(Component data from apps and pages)
━━━━━━
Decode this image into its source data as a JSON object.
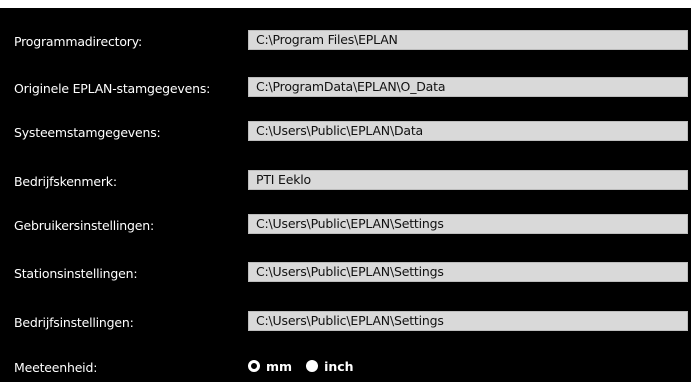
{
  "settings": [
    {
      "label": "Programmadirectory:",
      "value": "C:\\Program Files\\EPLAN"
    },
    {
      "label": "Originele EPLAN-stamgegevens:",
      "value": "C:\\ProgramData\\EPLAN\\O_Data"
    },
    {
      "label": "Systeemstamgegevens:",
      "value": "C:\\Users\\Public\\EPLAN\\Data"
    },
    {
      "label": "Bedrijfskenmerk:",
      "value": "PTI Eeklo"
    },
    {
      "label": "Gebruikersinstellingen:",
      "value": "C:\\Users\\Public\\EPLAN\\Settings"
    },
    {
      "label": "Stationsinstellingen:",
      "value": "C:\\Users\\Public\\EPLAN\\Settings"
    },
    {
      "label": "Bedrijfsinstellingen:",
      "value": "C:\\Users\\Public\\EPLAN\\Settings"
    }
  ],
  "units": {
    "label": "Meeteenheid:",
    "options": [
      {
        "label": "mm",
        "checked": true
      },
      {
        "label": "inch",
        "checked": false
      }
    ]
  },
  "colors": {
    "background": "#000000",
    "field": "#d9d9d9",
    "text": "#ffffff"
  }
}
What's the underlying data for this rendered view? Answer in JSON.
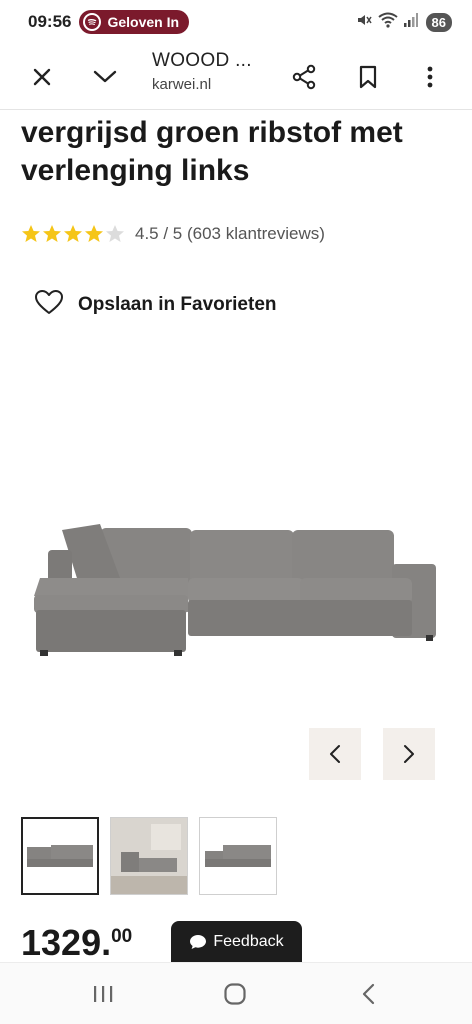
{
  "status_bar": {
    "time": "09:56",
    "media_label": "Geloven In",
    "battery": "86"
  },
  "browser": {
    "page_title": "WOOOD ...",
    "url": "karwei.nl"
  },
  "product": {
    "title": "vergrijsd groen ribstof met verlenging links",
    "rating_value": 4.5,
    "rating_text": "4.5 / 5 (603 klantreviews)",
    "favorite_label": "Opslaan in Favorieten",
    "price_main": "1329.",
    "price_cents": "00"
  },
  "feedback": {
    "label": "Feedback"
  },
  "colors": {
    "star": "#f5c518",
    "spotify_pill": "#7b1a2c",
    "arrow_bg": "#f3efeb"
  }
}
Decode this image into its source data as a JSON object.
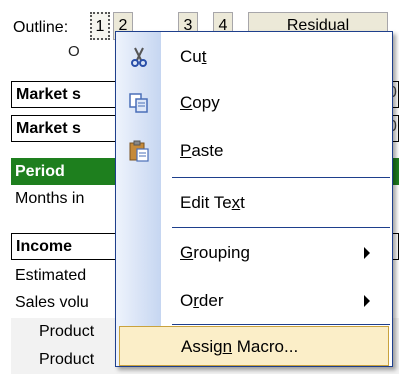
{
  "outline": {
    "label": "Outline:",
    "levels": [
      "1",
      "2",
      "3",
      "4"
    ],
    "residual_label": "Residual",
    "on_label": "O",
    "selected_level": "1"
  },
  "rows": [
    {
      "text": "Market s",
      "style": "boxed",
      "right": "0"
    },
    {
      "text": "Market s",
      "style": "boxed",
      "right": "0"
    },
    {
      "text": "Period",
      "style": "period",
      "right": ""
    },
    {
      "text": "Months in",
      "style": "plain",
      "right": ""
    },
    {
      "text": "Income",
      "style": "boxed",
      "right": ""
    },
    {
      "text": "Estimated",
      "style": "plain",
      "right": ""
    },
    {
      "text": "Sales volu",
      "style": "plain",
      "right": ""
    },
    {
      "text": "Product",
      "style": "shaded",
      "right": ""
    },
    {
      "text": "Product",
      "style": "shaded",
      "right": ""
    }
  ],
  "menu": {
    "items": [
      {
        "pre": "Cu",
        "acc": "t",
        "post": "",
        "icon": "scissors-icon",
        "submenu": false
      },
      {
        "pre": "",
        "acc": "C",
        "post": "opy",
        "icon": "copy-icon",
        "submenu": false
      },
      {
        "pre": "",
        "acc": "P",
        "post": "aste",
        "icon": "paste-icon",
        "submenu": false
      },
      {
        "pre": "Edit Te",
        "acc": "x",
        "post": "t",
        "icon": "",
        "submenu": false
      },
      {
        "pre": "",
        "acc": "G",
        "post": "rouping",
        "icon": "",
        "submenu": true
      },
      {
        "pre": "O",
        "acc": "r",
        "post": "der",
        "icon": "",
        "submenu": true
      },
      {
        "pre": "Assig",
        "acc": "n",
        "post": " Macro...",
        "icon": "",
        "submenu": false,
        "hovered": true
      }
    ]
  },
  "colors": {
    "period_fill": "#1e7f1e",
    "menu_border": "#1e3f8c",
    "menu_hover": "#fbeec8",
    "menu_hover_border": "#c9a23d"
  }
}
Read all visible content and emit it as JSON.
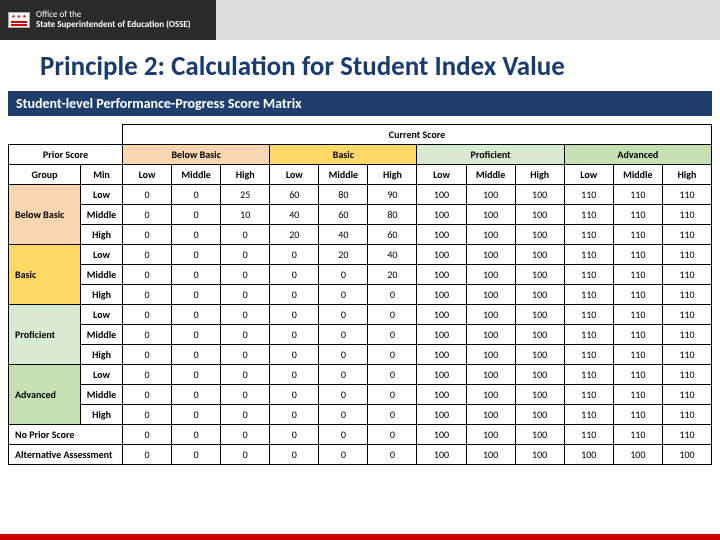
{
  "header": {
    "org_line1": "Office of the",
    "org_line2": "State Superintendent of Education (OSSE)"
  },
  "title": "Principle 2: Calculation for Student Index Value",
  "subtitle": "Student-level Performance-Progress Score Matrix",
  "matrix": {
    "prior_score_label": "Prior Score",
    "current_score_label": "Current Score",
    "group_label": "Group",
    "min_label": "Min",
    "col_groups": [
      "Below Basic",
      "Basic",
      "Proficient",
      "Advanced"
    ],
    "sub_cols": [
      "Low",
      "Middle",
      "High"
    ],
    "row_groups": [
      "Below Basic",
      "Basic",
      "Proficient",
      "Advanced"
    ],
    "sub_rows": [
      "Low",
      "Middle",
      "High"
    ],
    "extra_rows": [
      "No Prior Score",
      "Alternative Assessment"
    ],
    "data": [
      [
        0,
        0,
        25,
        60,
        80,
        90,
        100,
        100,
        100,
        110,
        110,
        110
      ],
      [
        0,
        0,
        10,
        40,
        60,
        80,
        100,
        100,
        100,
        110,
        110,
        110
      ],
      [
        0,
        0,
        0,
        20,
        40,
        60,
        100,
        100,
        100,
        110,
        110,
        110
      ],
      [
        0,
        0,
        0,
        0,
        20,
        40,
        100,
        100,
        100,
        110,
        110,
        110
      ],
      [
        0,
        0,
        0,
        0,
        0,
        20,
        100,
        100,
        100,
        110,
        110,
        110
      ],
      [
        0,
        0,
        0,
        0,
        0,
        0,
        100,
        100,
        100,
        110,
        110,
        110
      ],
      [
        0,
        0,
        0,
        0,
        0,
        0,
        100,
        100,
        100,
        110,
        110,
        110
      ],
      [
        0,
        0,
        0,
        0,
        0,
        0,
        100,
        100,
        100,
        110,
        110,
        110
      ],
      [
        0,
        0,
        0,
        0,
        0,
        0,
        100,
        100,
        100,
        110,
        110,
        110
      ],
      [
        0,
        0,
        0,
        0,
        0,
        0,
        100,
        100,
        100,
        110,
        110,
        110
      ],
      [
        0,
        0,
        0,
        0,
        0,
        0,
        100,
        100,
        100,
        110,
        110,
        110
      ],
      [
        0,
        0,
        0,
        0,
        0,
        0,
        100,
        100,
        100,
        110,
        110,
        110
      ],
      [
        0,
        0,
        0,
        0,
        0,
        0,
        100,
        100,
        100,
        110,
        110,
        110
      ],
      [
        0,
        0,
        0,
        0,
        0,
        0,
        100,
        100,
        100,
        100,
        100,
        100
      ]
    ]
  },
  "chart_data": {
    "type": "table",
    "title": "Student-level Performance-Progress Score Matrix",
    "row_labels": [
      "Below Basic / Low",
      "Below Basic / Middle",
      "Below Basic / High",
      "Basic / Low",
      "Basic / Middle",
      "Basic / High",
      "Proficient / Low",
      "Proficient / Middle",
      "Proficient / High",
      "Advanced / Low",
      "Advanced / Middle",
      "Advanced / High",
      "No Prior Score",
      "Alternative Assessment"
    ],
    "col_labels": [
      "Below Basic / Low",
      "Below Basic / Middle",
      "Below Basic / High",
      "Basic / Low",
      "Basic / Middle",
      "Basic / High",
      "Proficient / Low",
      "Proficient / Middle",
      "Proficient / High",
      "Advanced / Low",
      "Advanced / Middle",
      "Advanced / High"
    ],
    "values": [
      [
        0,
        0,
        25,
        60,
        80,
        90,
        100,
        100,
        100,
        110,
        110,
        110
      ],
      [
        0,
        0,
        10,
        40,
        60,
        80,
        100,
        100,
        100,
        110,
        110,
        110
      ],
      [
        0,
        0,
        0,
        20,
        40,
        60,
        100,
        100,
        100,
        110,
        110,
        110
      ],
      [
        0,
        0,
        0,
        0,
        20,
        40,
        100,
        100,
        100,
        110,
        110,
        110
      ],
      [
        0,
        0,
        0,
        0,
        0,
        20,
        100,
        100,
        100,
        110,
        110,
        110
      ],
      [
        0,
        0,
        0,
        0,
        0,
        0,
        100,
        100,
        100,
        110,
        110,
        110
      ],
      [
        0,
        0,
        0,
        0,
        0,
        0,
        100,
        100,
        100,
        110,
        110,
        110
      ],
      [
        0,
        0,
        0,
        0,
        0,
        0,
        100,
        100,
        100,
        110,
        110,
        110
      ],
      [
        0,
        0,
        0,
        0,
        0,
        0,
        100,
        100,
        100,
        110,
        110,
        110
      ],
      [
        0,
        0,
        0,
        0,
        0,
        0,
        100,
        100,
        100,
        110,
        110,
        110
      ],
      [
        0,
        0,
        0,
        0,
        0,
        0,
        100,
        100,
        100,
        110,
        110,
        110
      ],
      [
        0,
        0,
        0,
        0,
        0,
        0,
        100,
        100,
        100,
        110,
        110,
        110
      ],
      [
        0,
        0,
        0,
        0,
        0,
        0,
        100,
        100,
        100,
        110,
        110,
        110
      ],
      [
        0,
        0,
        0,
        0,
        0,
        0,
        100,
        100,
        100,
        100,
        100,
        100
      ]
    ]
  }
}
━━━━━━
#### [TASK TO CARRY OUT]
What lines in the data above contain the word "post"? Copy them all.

#### [REPLY TO THE TASK]
        "post": "",
        "post": "opy",
        "post": "aste",
        "post": "t",
        "post": "rouping",
        "post": "der",
        "post": " Macro...",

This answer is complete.